(Note: this post is in draft mode and is to be updated... JC)

# Intro

Throughout 2017 I will be supporting Clare on becoming a beekeeper. I've never done beekeeping myself before and thought this would be a good opportunity to learn together. Being an Intel Software Innvoator myself I am also keen to potentially build a tech project aligning to beekeeping. No idea as to the problems and solutions just yet. This post serves as a draft scribble notepad for ease of quick references. Will probably put something together to the Intel Developer Mash at some point.

Hybrid Bee-Tech related posts

View cpadTDDMochaChaiBasics.js
const Mocha = require ('mocha')
const assert = require('chai').assert
const mocha = new Mocha ({ui: 'bdd'})
mocha.suite.emit('pre-require', this, 'solution', mocha)
describe('Test suite', () => {
it('should work', () => {

Composition over Inheritance

"Inheritance encourages you to build this taxonomy of objects very early on in the project. And you are most likely going to make big design mistakes while doing that. Because humans cannot predict the future."

"I think it's just better to use composition from the start. It's more flexible, it's more powerful, and it's really easy to do."

-- Mattias P Johansson, @mpjme

FunFunFunction - Composition over Inheritance

View coderpad_tdd_test_suites.js
// ***** Requirements
// Implement function sequence, which returns new n-size Array filled according to pattern.
// pattern may be:
// - a function that takes two: (element, index), one: (element) or any arguments (similar to map function), then filled running this function, in other words: function describes sequence,
// - number, string or any other object, then filled by copying, this object n-times.
// ****** Solution

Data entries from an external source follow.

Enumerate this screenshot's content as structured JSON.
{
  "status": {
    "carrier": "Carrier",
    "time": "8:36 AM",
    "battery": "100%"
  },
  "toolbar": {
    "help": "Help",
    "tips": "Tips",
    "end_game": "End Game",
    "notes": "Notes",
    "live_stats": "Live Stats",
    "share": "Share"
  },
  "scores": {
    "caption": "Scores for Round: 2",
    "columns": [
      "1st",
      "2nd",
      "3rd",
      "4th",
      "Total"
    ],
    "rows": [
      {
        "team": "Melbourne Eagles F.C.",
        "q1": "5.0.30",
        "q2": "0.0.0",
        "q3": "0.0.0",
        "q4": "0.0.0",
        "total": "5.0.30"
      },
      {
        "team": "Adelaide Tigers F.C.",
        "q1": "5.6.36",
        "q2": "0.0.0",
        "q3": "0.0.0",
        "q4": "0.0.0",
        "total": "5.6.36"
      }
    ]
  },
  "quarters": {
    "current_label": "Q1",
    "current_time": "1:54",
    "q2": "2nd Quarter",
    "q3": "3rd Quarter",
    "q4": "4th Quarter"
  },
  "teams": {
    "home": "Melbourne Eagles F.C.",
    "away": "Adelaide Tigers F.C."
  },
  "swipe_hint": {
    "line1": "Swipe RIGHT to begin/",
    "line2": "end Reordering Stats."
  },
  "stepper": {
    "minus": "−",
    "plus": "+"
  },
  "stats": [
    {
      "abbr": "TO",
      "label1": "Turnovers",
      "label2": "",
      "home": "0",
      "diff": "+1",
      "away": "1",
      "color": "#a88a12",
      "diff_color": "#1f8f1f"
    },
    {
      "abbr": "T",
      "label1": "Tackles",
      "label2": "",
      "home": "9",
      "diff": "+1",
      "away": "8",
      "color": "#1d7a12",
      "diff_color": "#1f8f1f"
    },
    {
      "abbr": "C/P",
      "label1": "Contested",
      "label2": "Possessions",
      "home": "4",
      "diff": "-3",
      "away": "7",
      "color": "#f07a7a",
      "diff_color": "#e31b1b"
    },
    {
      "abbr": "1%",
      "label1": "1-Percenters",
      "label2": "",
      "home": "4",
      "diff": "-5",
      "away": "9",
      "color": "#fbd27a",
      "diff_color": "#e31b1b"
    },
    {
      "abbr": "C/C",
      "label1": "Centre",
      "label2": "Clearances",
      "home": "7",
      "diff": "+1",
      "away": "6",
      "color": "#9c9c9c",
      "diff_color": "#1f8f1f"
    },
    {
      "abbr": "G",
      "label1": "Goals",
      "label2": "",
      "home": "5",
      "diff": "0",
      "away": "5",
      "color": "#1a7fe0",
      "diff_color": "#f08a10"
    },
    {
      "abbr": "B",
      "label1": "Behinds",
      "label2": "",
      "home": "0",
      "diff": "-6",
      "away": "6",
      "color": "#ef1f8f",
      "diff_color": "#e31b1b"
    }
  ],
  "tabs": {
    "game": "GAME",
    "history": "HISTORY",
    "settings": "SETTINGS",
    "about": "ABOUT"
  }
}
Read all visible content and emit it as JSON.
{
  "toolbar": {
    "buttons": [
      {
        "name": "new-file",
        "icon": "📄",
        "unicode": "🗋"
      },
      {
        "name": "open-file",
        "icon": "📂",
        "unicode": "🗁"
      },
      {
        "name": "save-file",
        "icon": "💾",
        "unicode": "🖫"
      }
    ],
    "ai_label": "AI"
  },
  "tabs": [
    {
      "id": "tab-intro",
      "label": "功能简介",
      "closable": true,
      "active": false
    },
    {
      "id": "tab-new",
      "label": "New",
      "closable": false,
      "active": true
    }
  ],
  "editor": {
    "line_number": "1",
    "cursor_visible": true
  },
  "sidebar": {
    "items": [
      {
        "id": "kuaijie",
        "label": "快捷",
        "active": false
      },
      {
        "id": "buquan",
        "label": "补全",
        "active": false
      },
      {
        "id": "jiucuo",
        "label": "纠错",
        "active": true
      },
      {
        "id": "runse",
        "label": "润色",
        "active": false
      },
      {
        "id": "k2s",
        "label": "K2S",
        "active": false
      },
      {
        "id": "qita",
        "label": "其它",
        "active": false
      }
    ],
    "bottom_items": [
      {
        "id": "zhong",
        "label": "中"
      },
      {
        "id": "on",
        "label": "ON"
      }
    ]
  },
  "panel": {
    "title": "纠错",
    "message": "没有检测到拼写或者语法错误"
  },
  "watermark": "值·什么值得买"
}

Say you have a dataset. You wish to find out the number of character columns, numerical columns, and total columns.

One way to do this is to use the SAS array in conjunction with dim() function.

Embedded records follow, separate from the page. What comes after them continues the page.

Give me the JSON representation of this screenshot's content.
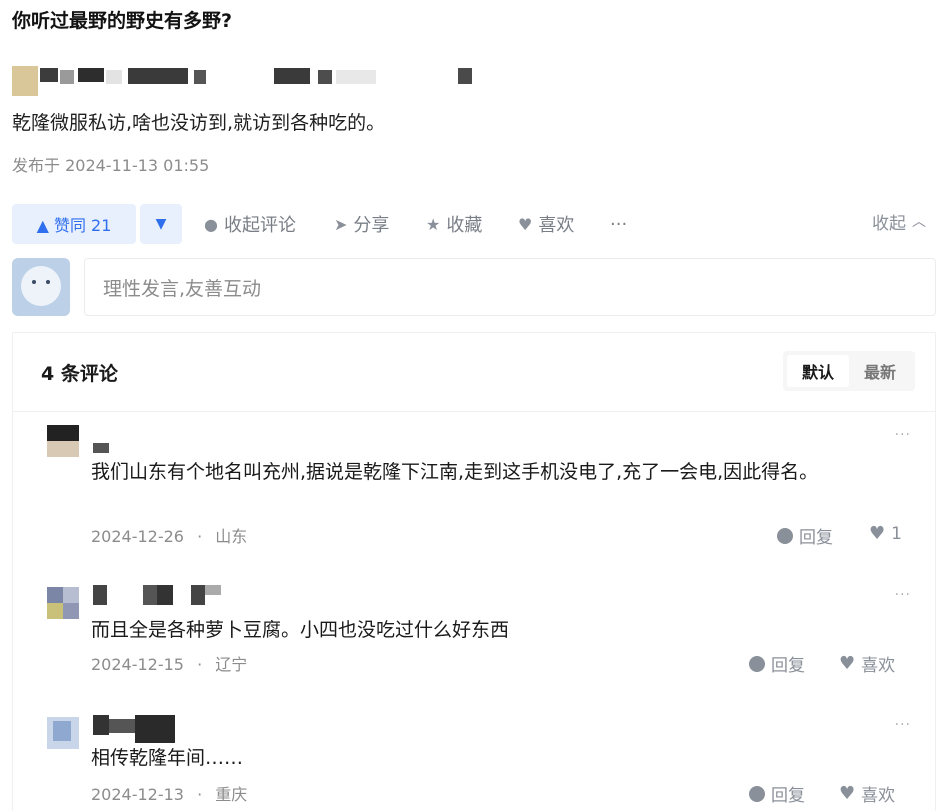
{
  "question": {
    "title": "你听过最野的野史有多野?"
  },
  "answer": {
    "content": "乾隆微服私访,啥也没访到,就访到各种吃的。",
    "published": "发布于 2024-11-13 01:55"
  },
  "actions": {
    "upvote": "▲ 赞同 21",
    "downvote": "▼",
    "comment_toggle": "收起评论",
    "share": "分享",
    "collect": "收藏",
    "like": "喜欢",
    "more": "···",
    "collapse": "收起"
  },
  "comment_input": {
    "placeholder": "理性发言,友善互动"
  },
  "comments_section": {
    "count": "4 条评论",
    "sort_default": "默认",
    "sort_latest": "最新",
    "items": [
      {
        "text": "我们山东有个地名叫充州,据说是乾隆下江南,走到这手机没电了,充了一会电,因此得名。",
        "date": "2024-12-26",
        "location": "山东",
        "reply": "回复",
        "likes": "1",
        "more": "···"
      },
      {
        "text": "而且全是各种萝卜豆腐。小四也没吃过什么好东西",
        "date": "2024-12-15",
        "location": "辽宁",
        "reply": "回复",
        "like_label": "喜欢",
        "more": "···"
      },
      {
        "text": "相传乾隆年间……",
        "date": "2024-12-13",
        "location": "重庆",
        "reply": "回复",
        "like_label": "喜欢",
        "more": "···"
      }
    ]
  },
  "meta_separator": "·",
  "colors": {
    "accent": "#2f6fed",
    "accent_bg": "#e9f0fd",
    "muted": "#8c8c8c"
  }
}
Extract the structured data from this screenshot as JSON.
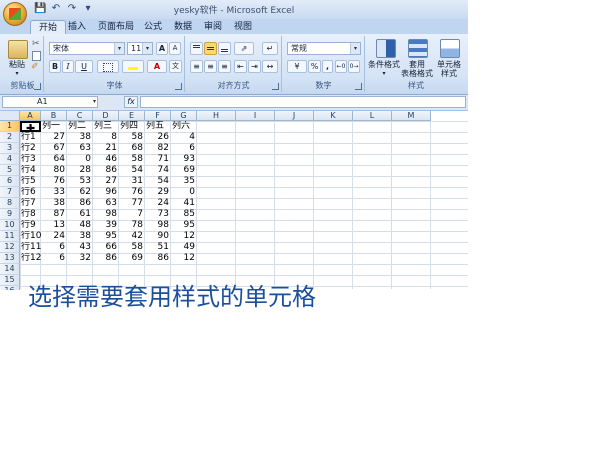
{
  "window": {
    "title": "yesky软件 - Microsoft Excel"
  },
  "qat": {
    "save_icon": "save-icon",
    "undo_icon": "undo-icon",
    "redo_icon": "redo-icon"
  },
  "tabs": [
    "开始",
    "插入",
    "页面布局",
    "公式",
    "数据",
    "审阅",
    "视图"
  ],
  "ribbon": {
    "clipboard": {
      "paste": "粘贴",
      "label": "剪贴板"
    },
    "font": {
      "name": "宋体",
      "size": "11",
      "bold": "B",
      "italic": "I",
      "underline": "U",
      "grow": "A",
      "shrink": "A",
      "color_letter": "A",
      "label": "字体"
    },
    "alignment": {
      "label": "对齐方式"
    },
    "number": {
      "format": "常规",
      "percent": "%",
      "comma": ",",
      "label": "数字"
    },
    "styles": {
      "conditional": "条件格式",
      "table_format_1": "套用",
      "table_format_2": "表格格式",
      "cell_styles_1": "单元格",
      "cell_styles_2": "样式",
      "label": "样式"
    }
  },
  "formula_bar": {
    "name_box": "A1",
    "fx": "fx",
    "value": ""
  },
  "columns": [
    "A",
    "B",
    "C",
    "D",
    "E",
    "F",
    "G",
    "H",
    "I",
    "J",
    "K",
    "L",
    "M"
  ],
  "rows": [
    "1",
    "2",
    "3",
    "4",
    "5",
    "6",
    "7",
    "8",
    "9",
    "10",
    "11",
    "12",
    "13",
    "14",
    "15",
    "16"
  ],
  "sheet": {
    "headers": [
      "",
      "列一",
      "列二",
      "列三",
      "列四",
      "列五",
      "列六"
    ],
    "data": [
      [
        "行1",
        "27",
        "38",
        "8",
        "58",
        "26",
        "4"
      ],
      [
        "行2",
        "67",
        "63",
        "21",
        "68",
        "82",
        "6"
      ],
      [
        "行3",
        "64",
        "0",
        "46",
        "58",
        "71",
        "93"
      ],
      [
        "行4",
        "80",
        "28",
        "86",
        "54",
        "74",
        "69"
      ],
      [
        "行5",
        "76",
        "53",
        "27",
        "31",
        "54",
        "35"
      ],
      [
        "行6",
        "33",
        "62",
        "96",
        "76",
        "29",
        "0"
      ],
      [
        "行7",
        "38",
        "86",
        "63",
        "77",
        "24",
        "41"
      ],
      [
        "行8",
        "87",
        "61",
        "98",
        "7",
        "73",
        "85"
      ],
      [
        "行9",
        "13",
        "48",
        "39",
        "78",
        "98",
        "95"
      ],
      [
        "行10",
        "24",
        "38",
        "95",
        "42",
        "90",
        "12"
      ],
      [
        "行11",
        "6",
        "43",
        "66",
        "58",
        "51",
        "49"
      ],
      [
        "行12",
        "6",
        "32",
        "86",
        "69",
        "86",
        "12"
      ]
    ]
  },
  "caption": "选择需要套用样式的单元格",
  "colors": {
    "caption": "#1b4f9c",
    "ribbon": "#d3e2f5",
    "active_header": "#f7c75e"
  }
}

I've created the following code demo to illustrate this - inspired by this SAS blog forum.

data all_chars;
	var1 = "hello";
	var2 = "world";
data hello_world;
put "hello world";

This is a SAS Code:

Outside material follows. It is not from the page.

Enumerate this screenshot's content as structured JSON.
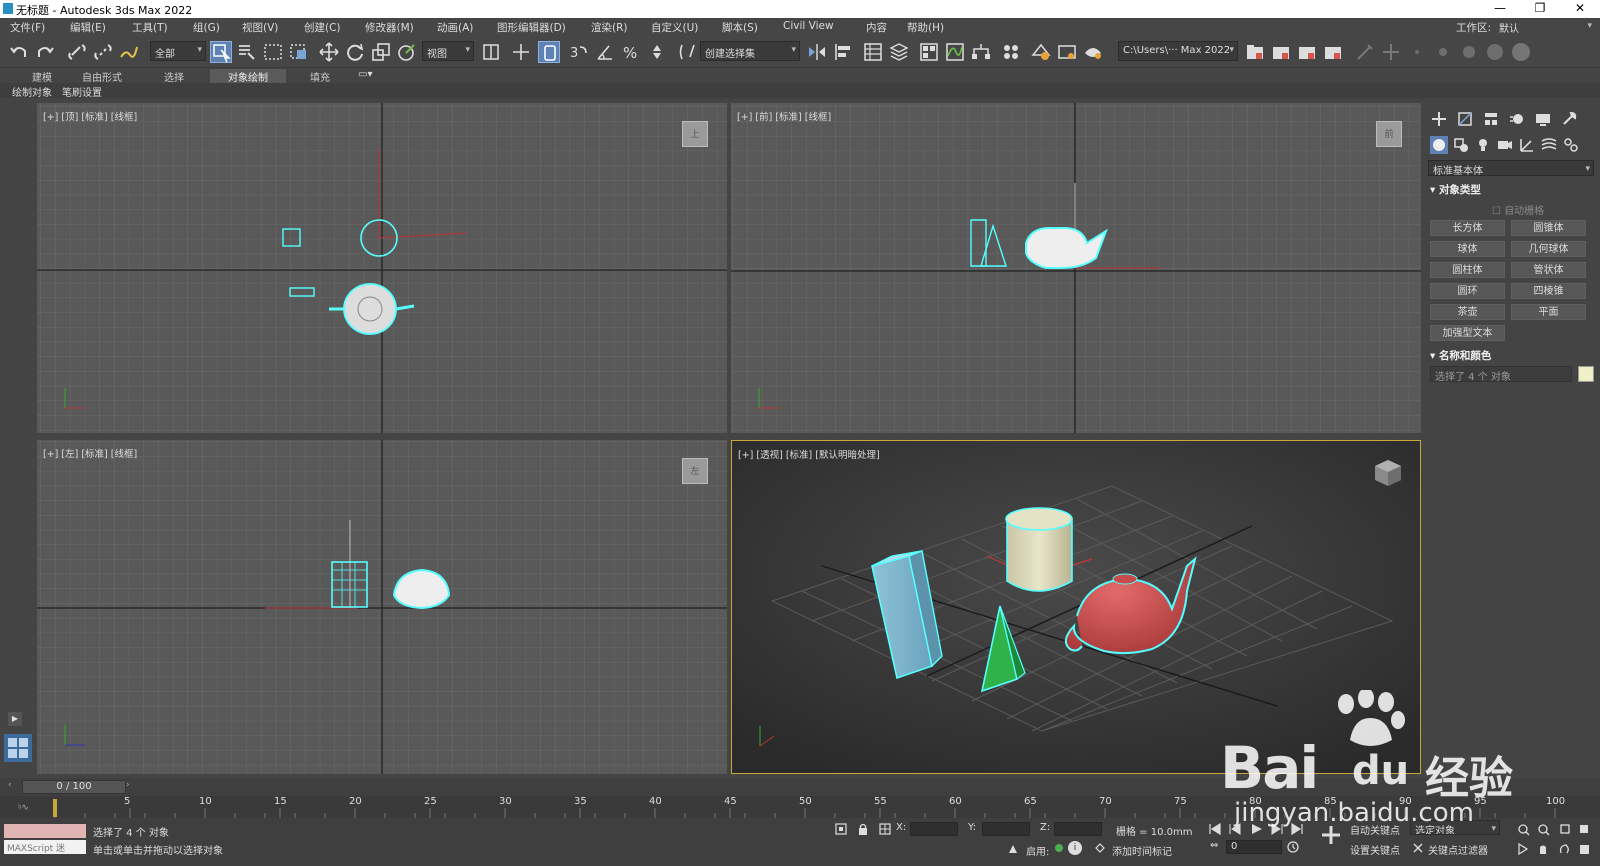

data junk;
  put "hello world";

Any syntax highlighting?


Say I have 5 files: (file1, file2, ... file5).

All have been commited.

Say now all 5 files have been changed.

When you issue git status, all 5 files should be shown as (red) unstaged status.

Say I am happy with the changes in file1 to file4, but not file5 (i.e. I'd like to revert file5 to the last committed stage).


Say we have two models like this:

class Supplier < ActiveRecord::Base
  has_one :account

class Account < ActiveRecord::Base
  belongs_to :supplier